Now it seems like you need to open a specific card or two, or else you’re losing money on that $4 booster pack.
Not to mention the limited upside makes speculating on Standard less interesting than it was in the “old days”.
…there were “seasons” that caused predictable fluctuation in card prices? There used to be these events called “Pro Tour Qualifiers”, or PTQs for short, that would earn winners invitations to the season’s next Pro Tour. These qualifiers would be a set format depending on which “season” you were in. Most frequently, those seasons were either Standard, Extended, Sealed, or Modern (later).

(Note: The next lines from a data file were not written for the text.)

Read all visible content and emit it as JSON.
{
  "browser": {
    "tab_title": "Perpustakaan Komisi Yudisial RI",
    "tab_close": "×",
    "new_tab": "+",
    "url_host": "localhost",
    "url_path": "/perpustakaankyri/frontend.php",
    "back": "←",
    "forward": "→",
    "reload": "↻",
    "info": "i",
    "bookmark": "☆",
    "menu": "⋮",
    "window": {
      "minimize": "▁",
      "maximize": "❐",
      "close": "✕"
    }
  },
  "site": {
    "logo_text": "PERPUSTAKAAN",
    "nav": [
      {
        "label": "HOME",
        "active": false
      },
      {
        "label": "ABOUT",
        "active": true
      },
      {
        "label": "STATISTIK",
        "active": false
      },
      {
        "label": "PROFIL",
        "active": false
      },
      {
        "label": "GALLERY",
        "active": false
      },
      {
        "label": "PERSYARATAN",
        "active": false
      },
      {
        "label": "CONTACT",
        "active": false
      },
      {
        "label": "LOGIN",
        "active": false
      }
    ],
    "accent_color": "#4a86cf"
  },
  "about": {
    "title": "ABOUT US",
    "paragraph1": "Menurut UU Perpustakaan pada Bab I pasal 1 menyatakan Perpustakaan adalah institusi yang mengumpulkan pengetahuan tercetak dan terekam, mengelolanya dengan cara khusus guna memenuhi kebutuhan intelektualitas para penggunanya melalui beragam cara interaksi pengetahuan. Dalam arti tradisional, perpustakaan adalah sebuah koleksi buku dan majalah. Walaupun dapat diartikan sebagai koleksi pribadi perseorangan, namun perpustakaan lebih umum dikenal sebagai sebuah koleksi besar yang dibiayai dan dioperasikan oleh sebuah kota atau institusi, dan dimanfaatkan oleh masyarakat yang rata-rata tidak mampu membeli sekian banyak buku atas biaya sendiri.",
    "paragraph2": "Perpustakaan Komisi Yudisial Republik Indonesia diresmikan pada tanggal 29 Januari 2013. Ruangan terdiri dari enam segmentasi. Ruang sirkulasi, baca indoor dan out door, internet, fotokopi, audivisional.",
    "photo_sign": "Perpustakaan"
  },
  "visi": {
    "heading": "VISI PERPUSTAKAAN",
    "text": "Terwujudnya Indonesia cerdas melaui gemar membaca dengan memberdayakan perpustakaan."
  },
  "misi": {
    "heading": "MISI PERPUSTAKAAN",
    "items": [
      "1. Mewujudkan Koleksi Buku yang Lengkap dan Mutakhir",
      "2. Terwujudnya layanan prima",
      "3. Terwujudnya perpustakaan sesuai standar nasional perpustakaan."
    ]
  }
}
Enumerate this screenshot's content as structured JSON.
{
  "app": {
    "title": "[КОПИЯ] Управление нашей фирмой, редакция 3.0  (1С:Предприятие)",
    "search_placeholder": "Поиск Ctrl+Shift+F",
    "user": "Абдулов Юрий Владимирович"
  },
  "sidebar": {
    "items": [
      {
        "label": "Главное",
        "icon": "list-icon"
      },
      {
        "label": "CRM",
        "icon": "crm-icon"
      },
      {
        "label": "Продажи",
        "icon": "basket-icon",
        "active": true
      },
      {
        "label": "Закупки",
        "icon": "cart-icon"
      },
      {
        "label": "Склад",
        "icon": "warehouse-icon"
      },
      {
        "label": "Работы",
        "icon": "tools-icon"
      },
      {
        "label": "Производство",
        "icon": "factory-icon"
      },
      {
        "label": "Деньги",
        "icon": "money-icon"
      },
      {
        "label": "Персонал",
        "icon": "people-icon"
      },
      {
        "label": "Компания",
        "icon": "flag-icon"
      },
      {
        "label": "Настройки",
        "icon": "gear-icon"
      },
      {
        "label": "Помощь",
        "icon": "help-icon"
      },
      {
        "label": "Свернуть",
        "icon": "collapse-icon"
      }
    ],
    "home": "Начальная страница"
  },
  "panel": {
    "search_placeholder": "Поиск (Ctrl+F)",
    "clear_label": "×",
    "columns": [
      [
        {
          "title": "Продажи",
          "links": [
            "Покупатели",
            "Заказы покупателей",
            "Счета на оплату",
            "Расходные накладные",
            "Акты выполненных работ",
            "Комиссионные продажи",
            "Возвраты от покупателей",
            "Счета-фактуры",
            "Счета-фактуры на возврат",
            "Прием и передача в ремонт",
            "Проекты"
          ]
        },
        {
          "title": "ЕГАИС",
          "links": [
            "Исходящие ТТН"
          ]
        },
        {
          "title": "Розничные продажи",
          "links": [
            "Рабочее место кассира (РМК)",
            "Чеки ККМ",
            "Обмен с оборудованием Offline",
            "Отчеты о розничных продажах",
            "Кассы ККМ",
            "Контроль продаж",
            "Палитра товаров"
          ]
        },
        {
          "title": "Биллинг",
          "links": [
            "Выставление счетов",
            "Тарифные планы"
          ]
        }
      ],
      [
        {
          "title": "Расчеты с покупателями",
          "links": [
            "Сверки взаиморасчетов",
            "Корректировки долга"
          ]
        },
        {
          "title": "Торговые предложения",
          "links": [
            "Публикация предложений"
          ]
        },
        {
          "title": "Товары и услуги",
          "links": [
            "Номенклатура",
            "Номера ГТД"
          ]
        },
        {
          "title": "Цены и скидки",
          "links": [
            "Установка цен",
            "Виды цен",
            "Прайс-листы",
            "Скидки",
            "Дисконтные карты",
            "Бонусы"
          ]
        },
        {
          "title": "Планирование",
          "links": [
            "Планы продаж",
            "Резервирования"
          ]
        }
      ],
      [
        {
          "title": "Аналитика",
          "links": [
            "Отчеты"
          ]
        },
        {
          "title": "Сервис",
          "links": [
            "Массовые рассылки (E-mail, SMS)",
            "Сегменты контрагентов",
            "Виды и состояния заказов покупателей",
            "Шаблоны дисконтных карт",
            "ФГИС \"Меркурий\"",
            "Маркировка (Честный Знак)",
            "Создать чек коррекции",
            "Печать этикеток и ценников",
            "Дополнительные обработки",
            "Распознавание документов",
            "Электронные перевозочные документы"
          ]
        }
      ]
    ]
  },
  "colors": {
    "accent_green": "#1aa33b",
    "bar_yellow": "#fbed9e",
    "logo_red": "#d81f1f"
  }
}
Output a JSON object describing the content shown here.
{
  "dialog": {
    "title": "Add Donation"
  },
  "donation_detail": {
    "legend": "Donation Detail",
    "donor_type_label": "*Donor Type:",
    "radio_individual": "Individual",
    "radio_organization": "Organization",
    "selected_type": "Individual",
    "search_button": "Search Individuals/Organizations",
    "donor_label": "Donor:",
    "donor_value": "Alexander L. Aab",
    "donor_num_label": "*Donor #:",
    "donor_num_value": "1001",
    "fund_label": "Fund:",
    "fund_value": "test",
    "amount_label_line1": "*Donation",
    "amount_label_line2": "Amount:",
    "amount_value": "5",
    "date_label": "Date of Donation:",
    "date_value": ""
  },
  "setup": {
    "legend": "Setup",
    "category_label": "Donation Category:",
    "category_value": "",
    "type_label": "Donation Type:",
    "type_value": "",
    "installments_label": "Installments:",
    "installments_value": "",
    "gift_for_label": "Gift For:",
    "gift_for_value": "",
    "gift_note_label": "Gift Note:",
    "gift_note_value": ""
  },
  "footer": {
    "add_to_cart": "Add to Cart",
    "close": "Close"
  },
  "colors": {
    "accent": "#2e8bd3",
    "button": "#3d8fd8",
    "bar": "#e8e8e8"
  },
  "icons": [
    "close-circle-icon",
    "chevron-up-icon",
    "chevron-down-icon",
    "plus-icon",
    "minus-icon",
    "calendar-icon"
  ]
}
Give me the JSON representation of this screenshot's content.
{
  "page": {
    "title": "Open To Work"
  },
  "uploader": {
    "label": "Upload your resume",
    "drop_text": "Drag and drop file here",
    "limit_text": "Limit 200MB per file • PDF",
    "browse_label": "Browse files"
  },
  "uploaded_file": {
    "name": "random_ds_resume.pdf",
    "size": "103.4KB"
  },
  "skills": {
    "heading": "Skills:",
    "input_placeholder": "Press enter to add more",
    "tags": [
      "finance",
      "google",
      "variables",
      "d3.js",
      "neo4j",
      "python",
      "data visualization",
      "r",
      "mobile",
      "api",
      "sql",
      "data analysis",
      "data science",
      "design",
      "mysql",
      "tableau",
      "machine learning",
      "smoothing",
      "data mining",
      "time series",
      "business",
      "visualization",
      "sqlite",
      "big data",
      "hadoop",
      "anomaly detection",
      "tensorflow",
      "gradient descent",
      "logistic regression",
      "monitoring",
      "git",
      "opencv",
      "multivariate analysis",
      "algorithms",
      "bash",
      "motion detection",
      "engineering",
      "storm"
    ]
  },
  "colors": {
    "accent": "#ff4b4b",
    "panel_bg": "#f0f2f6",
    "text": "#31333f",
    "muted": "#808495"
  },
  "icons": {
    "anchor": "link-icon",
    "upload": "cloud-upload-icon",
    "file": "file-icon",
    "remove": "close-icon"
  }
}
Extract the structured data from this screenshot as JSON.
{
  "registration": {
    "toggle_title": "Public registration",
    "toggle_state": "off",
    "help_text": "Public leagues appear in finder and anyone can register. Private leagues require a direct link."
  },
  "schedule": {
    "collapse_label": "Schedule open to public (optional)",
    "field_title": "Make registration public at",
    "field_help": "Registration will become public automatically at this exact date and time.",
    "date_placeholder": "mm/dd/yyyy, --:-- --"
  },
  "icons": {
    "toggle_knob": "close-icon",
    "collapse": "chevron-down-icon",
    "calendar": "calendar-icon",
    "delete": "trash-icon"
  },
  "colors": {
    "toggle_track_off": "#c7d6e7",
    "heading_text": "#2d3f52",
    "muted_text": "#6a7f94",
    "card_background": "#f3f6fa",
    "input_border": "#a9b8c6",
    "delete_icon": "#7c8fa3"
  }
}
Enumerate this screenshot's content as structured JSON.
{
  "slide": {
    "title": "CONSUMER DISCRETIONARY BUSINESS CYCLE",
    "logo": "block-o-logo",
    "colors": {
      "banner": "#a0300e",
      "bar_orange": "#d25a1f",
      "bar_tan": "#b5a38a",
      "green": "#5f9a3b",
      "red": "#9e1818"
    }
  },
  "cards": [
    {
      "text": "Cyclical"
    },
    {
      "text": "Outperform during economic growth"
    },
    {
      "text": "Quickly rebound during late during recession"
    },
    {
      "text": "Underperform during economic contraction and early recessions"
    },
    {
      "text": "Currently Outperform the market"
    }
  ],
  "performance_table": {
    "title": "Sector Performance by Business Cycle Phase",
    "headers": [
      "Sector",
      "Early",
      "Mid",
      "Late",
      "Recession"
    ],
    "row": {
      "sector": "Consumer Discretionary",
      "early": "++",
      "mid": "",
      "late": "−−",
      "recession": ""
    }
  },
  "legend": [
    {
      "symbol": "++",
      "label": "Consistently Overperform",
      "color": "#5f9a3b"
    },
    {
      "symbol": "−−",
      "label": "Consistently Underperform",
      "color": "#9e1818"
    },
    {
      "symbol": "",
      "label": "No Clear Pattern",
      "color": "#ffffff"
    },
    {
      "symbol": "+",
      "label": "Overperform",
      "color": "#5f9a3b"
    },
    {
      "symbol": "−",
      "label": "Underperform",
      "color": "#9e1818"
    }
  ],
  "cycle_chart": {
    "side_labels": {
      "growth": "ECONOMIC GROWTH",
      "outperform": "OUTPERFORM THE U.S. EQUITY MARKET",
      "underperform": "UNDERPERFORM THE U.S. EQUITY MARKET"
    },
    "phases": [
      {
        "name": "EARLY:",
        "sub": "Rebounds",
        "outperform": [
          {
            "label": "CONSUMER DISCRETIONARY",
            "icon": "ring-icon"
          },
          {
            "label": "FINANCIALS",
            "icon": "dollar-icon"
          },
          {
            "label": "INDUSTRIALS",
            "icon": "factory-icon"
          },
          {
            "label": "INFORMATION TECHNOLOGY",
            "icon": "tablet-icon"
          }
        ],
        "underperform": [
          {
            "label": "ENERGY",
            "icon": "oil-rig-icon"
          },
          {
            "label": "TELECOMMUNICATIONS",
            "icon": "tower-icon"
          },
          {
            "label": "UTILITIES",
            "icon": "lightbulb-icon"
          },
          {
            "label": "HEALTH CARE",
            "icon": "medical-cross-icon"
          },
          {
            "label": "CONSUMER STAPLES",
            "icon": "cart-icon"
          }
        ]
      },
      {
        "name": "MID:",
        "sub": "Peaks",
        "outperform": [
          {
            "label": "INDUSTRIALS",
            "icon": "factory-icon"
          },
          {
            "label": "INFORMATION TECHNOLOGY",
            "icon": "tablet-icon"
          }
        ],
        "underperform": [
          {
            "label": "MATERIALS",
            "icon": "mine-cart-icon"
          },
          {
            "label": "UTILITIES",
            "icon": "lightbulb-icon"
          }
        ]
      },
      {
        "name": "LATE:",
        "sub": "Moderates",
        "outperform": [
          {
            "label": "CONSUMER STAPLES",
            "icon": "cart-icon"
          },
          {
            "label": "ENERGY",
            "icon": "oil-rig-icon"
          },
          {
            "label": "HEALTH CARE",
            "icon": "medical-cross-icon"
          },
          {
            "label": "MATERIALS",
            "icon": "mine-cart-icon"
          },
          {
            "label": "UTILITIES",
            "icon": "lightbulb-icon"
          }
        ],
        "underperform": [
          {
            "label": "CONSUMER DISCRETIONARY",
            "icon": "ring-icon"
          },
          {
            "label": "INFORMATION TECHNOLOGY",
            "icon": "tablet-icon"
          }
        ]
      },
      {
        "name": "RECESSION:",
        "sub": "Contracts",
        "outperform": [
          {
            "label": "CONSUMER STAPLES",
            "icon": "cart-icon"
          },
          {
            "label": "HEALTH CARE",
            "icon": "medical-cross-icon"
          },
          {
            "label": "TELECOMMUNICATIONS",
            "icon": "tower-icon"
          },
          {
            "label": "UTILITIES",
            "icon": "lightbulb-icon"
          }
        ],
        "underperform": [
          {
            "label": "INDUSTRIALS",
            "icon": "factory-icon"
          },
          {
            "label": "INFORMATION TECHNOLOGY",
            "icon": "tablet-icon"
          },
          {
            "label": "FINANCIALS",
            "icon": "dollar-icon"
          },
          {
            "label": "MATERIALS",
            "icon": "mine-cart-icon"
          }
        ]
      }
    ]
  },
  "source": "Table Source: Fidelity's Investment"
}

Depending on which season you were in, you would see a significant fluctuation in card prices. This was most relevant when it came time for either Extended or Modern PTQ seasons because these formats involved older cards from sets that weren’t opened as often anymore. This meant the supply was a little more inelastic, driving greater upside for prices.
The strategy was simple: a month before the next Extended season, you would start trading out your Standard cards for Extended playables like Dark Confidant and Lotus Bloom. When Shock Lands were in Extended but out of Standard, you’d see a bump in their prices as well. The same went for other popular Extended lands, such as Gemstone Mine or Flagstones of Trokair.
The trend was fairly reliable, and a common strategy in the Magic finance community. Because PTQ’s were widespread, played all over the world, and seasons lasted a few months, there would be a dependable jump in demand for these key cards. There was no sketchy manipulation involved, here. It was merely a matter of getting ahead of the curve and picking up cards before they became the talk of the town.
Then during the peak, about two-thirds through the PTQ Extended season, you’d cash out and move back into Standard (or better yet, Legacy) cards to bank your profits. Rinse and repeat.
Wrapping It Up
As I wrote this article, I reminded myself how engaging and dynamic Magic finance was five to ten years ago. PTQ seasons, Pro Tours, and expensive Standard cards kept the hobby exciting. Because of these cyclical trends punctuated by Pro Tour events, it was always beneficial to remain engaged with a community with similar interests. This way, we would work together to find the best opportunities and most impactful trends.
There are other things I also long for from those days. For example, I remember when spoiler season was actually a big deal. Of course, seeing new cards is always exciting, but you used to only get spoilers for new sets about two weeks before the set came out. Each day, a few key cards would be spoiled on Wizards' website, and then that would be it until the next day.
Nowadays, the constant rolling of spoilers day and night from content creators throughout the community isn’t necessarily a bad thing. But by having spoilers come out nonstop, there’s a feeling of dilution for each individual spoiled card. Don’t like the last spoiler? Just wait a few minutes for the next one.
Oh, and it doesn’t help that there are way more products being released in a given year nowadays. This means we went away from four to five spoiler seasons a year to a seemingly nonstop flow of new products. It turns out there can be too much of a good thing when it comes to spoilers—the concept has become mundane to the point now where I don’t even follow the new cards anymore. There are simply too many to track.
I don’t expect we’ll ever go back to the days of yore, five to ten years ago, when Magic and particularly Magic finance looked very different. Therefore, I have adapted my engagement with the hobby to embrace the aspects of the game I like most, largely ignoring the rest. It’s not an ideal solution, I’ll grant you. But I still talk about and buy cards, 25 years after I started playing, so my strategy must be working. If I ever completely lose interest, that’ll be the day I cash out completely and move on to something different.
Hopefully, that day is far into the future.